Whether your trim is synthetic or wooden, a trim roller makes the job much faster.
Work can slow to a crawl once you’ve finished the main exterior paint job and have to set aside your roller.
Instead of laboriously painting all that exterior trim with a brush, break out the trim roller and finish off your exterior trim in half the time.
A lick of paint is just the thing to give your interior panelled doors a fresh new look.
Unfortunately, you’ll usually find that a full-sized roller is just too big to fit in those door panels. Instead, you can use a trim roller for an even finish.
A trim roller is especially useful if you’re going to be painting a lot of doors in the same colour.
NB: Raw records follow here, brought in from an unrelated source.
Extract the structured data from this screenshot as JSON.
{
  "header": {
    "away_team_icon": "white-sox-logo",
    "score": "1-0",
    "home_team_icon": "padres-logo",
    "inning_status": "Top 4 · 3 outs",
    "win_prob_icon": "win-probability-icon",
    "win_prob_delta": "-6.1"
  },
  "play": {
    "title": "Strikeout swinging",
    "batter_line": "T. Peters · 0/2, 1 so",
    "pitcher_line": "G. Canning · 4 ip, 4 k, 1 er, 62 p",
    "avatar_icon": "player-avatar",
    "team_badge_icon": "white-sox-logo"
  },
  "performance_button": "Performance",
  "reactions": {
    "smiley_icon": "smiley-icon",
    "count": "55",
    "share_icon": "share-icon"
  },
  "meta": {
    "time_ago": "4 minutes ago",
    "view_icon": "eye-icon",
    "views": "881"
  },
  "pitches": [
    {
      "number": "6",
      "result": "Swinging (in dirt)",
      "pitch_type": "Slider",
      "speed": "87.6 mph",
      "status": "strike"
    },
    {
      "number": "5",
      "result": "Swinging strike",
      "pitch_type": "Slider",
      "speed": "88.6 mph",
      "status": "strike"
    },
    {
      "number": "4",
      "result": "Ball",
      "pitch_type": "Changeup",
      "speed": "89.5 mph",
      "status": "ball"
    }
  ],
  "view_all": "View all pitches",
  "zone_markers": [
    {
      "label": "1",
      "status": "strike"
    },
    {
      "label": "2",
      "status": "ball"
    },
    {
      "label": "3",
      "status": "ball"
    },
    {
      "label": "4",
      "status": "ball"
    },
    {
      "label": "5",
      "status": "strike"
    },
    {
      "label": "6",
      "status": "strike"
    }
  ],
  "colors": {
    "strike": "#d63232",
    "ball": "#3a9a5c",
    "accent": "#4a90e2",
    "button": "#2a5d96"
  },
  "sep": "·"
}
Anything that protrudes from the wall, like a radiator, a sink, or an old-style electrical box, can cause problems if you’re using a traditional roller.
It’s not impossible but the paint tends to pool or look uneven. It’s also harder to get into all the corners.
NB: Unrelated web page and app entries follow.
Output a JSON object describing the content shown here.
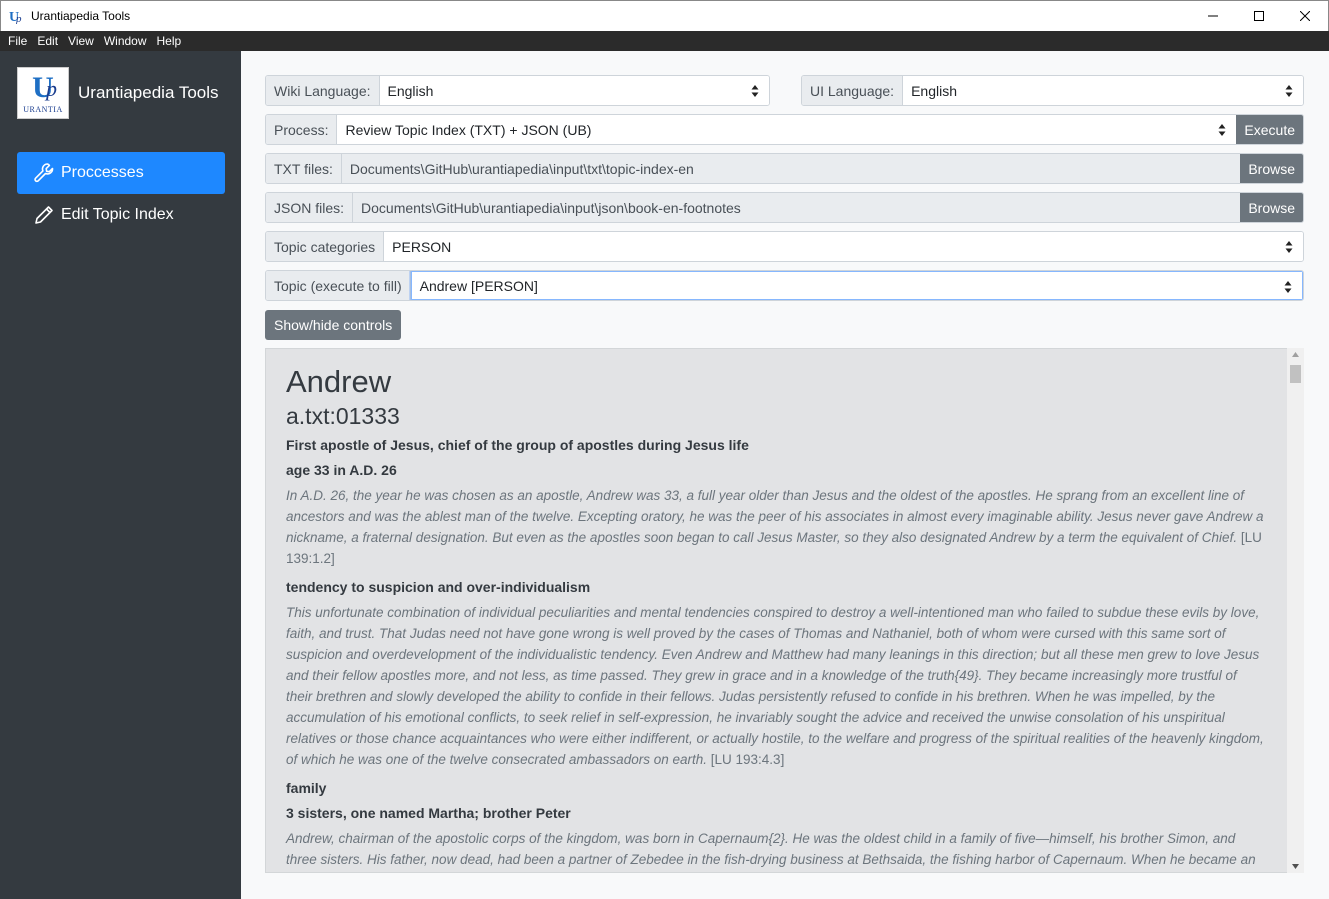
{
  "window": {
    "title": "Urantiapedia Tools"
  },
  "menu": [
    "File",
    "Edit",
    "View",
    "Window",
    "Help"
  ],
  "sidebar": {
    "brand": "Urantiapedia Tools",
    "logo": {
      "main": "U",
      "p": "p",
      "sub": "URANTIA"
    },
    "items": [
      {
        "label": "Proccesses",
        "icon": "wrench-icon",
        "active": true
      },
      {
        "label": "Edit Topic Index",
        "icon": "pencil-icon",
        "active": false
      }
    ]
  },
  "controls": {
    "wiki_language": {
      "label": "Wiki Language:",
      "value": "English"
    },
    "ui_language": {
      "label": "UI Language:",
      "value": "English"
    },
    "process": {
      "label": "Process:",
      "value": "Review Topic Index (TXT) + JSON (UB)",
      "button": "Execute"
    },
    "txt_files": {
      "label": "TXT files:",
      "value": "Documents\\GitHub\\urantiapedia\\input\\txt\\topic-index-en",
      "button": "Browse"
    },
    "json_files": {
      "label": "JSON files:",
      "value": "Documents\\GitHub\\urantiapedia\\input\\json\\book-en-footnotes",
      "button": "Browse"
    },
    "topic_categories": {
      "label": "Topic categories",
      "value": "PERSON"
    },
    "topic": {
      "label": "Topic (execute to fill)",
      "value": "Andrew [PERSON]"
    },
    "toggle": "Show/hide controls"
  },
  "content": {
    "title": "Andrew",
    "subtitle": "a.txt:01333",
    "blocks": [
      {
        "type": "bold",
        "text": "First apostle of Jesus, chief of the group of apostles during Jesus life"
      },
      {
        "type": "bold",
        "text": "age 33 in A.D. 26"
      },
      {
        "type": "para",
        "text": "In A.D. 26, the year he was chosen as an apostle, Andrew was 33, a full year older than Jesus and the oldest of the apostles. He sprang from an excellent line of ancestors and was the ablest man of the twelve. Excepting oratory, he was the peer of his associates in almost every imaginable ability. Jesus never gave Andrew a nickname, a fraternal designation. But even as the apostles soon began to call Jesus Master, so they also designated Andrew by a term the equivalent of Chief.",
        "ref": "[LU 139:1.2]"
      },
      {
        "type": "bold",
        "text": "tendency to suspicion and over-individualism"
      },
      {
        "type": "para",
        "text": "This unfortunate combination of individual peculiarities and mental tendencies conspired to destroy a well-intentioned man who failed to subdue these evils by love, faith, and trust. That Judas need not have gone wrong is well proved by the cases of Thomas and Nathaniel, both of whom were cursed with this same sort of suspicion and overdevelopment of the individualistic tendency. Even Andrew and Matthew had many leanings in this direction; but all these men grew to love Jesus and their fellow apostles more, and not less, as time passed. They grew in grace and in a knowledge of the truth{49}. They became increasingly more trustful of their brethren and slowly developed the ability to confide in their fellows. Judas persistently refused to confide in his brethren. When he was impelled, by the accumulation of his emotional conflicts, to seek relief in self-expression, he invariably sought the advice and received the unwise consolation of his unspiritual relatives or those chance acquaintances who were either indifferent, or actually hostile, to the welfare and progress of the spiritual realities of the heavenly kingdom, of which he was one of the twelve consecrated ambassadors on earth.",
        "ref": "[LU 193:4.3]"
      },
      {
        "type": "bold",
        "text": "family"
      },
      {
        "type": "bold",
        "text": "3 sisters, one named Martha; brother Peter"
      },
      {
        "type": "para",
        "text": "Andrew, chairman of the apostolic corps of the kingdom, was born in Capernaum{2}. He was the oldest child in a family of five—himself, his brother Simon, and three sisters. His father, now dead, had been a partner of Zebedee in the fish-drying business at Bethsaida, the fishing harbor of Capernaum. When he became an",
        "ref": ""
      }
    ]
  }
}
Instead, use a trim roller to bring the paint right up to the protrusion with no gaps or spots of thick pooled paint.
Tips For Painting Trim With A Roller
- Always choose the right paint for the surface and situation.
- Outside trim needs proper exterior paint.
- Prepare surfaces before painting. Make sure the area is clean, dry and free from old paint or debris.
- If you want a ‘finish stroke’ look, brush out the rolled area of trim before the paint is dry.
- A trim roller is ideal for any situation where you need to paint small sections quickly. For uneven surfaces, though, you may still need that brush.